Read through the lines below and copy the ones holding the string "kopi".

RECORDS TO PROCESS:
════════════════
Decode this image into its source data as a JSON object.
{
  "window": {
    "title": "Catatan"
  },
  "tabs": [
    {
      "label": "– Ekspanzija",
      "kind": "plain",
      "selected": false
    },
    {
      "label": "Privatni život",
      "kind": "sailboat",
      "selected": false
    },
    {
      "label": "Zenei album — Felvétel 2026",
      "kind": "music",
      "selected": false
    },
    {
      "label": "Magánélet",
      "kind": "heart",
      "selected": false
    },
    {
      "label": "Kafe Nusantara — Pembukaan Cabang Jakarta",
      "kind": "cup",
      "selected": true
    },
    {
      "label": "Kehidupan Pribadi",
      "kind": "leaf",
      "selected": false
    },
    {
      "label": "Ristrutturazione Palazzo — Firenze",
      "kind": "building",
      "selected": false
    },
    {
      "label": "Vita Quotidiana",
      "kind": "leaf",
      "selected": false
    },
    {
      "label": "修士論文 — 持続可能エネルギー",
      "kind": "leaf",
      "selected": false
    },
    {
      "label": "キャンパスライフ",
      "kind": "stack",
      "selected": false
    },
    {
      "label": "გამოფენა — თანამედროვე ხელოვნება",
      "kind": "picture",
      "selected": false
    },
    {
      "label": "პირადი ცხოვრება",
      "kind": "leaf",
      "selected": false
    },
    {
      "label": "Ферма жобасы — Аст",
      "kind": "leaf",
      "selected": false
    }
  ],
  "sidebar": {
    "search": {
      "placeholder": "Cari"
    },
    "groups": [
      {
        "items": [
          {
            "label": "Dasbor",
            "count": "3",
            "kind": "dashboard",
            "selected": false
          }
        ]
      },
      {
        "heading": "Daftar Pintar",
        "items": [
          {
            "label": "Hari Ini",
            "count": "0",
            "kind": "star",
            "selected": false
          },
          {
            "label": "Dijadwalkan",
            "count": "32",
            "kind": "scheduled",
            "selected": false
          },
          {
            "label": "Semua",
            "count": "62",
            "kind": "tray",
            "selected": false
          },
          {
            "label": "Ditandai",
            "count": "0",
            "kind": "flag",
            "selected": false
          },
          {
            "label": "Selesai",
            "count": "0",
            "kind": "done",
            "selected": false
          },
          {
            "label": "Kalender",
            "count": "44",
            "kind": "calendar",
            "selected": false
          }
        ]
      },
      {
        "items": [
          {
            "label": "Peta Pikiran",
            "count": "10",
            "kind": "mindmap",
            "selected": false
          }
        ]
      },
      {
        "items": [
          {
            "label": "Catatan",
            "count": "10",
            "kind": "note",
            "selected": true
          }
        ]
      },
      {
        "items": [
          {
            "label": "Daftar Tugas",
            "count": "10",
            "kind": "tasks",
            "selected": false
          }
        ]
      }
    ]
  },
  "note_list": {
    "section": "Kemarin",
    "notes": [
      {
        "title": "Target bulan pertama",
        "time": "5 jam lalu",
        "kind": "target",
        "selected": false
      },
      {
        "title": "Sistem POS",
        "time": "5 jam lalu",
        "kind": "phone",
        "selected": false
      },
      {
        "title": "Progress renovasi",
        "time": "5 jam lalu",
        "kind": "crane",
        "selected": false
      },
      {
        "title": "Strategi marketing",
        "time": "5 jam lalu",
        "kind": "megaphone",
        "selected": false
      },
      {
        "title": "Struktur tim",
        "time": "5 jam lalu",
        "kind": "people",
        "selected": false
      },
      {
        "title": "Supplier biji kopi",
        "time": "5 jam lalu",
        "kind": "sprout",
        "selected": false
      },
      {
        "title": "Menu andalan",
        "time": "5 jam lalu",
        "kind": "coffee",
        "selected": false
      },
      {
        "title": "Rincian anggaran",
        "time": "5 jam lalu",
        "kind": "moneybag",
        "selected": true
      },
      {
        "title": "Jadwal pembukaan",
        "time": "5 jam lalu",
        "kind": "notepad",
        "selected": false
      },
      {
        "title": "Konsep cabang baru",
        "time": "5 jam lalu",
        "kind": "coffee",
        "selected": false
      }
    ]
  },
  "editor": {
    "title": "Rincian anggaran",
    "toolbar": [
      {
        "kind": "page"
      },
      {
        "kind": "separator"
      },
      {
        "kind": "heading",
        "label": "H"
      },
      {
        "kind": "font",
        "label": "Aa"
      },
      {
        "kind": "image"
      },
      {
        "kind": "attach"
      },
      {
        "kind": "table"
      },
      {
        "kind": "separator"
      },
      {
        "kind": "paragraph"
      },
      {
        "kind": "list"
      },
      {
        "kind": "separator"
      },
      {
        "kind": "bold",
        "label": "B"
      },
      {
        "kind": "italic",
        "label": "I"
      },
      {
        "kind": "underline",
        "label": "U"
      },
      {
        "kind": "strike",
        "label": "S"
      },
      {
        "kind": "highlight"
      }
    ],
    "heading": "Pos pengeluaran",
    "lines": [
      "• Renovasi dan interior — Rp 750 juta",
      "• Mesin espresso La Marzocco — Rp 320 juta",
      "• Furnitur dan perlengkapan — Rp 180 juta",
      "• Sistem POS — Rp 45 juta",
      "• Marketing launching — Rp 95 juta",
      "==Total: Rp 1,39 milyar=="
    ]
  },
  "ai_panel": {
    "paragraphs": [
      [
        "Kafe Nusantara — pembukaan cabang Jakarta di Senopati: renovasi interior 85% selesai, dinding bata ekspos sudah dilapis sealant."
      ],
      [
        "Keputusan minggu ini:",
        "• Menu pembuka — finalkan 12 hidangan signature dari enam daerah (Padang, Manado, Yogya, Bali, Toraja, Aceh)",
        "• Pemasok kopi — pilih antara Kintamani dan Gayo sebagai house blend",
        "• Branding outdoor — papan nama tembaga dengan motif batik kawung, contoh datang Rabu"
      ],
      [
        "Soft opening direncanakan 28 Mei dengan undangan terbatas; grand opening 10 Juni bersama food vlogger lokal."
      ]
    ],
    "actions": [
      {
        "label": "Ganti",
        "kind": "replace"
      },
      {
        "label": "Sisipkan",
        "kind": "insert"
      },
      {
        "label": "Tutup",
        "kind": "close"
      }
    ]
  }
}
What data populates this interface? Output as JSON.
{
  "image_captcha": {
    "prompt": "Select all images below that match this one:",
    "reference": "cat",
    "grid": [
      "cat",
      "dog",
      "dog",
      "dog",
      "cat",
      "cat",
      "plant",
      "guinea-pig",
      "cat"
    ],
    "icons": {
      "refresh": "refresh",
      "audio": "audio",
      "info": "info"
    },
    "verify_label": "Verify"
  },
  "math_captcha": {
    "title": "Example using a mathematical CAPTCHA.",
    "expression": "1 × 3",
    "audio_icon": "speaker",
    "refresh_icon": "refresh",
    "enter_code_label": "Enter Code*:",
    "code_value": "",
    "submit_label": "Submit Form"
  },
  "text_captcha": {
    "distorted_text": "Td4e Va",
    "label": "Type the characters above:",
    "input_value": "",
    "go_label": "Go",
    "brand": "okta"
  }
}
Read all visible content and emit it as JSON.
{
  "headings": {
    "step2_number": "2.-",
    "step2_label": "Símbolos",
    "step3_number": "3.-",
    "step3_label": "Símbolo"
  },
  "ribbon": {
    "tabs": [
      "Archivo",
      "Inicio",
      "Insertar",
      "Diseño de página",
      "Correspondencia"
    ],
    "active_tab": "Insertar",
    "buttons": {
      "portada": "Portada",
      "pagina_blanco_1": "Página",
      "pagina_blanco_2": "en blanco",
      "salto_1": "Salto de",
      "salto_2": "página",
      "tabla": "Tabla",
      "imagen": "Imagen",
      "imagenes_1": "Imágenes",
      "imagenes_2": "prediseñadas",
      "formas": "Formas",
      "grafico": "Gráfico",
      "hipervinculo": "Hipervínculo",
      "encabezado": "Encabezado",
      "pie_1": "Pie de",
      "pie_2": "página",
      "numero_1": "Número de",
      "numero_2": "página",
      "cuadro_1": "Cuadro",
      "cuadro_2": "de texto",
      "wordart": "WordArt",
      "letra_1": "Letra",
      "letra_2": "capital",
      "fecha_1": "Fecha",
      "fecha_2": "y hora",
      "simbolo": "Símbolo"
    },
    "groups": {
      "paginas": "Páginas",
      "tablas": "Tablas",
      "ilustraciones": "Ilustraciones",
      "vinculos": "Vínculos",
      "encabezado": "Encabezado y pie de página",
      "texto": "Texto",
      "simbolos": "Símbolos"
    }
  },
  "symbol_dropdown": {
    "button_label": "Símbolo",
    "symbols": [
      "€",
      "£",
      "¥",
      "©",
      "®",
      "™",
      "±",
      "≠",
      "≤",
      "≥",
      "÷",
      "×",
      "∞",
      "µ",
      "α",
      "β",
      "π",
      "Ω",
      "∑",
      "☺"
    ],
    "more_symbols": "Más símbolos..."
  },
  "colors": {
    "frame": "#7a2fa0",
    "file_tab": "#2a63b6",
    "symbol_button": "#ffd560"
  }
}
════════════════
EXERCISE RESPONSE:
        "title": "Supplier biji kopi",
        "• Pemasok kopi — pilih antara Kintamani dan Gayo sebagai house blend",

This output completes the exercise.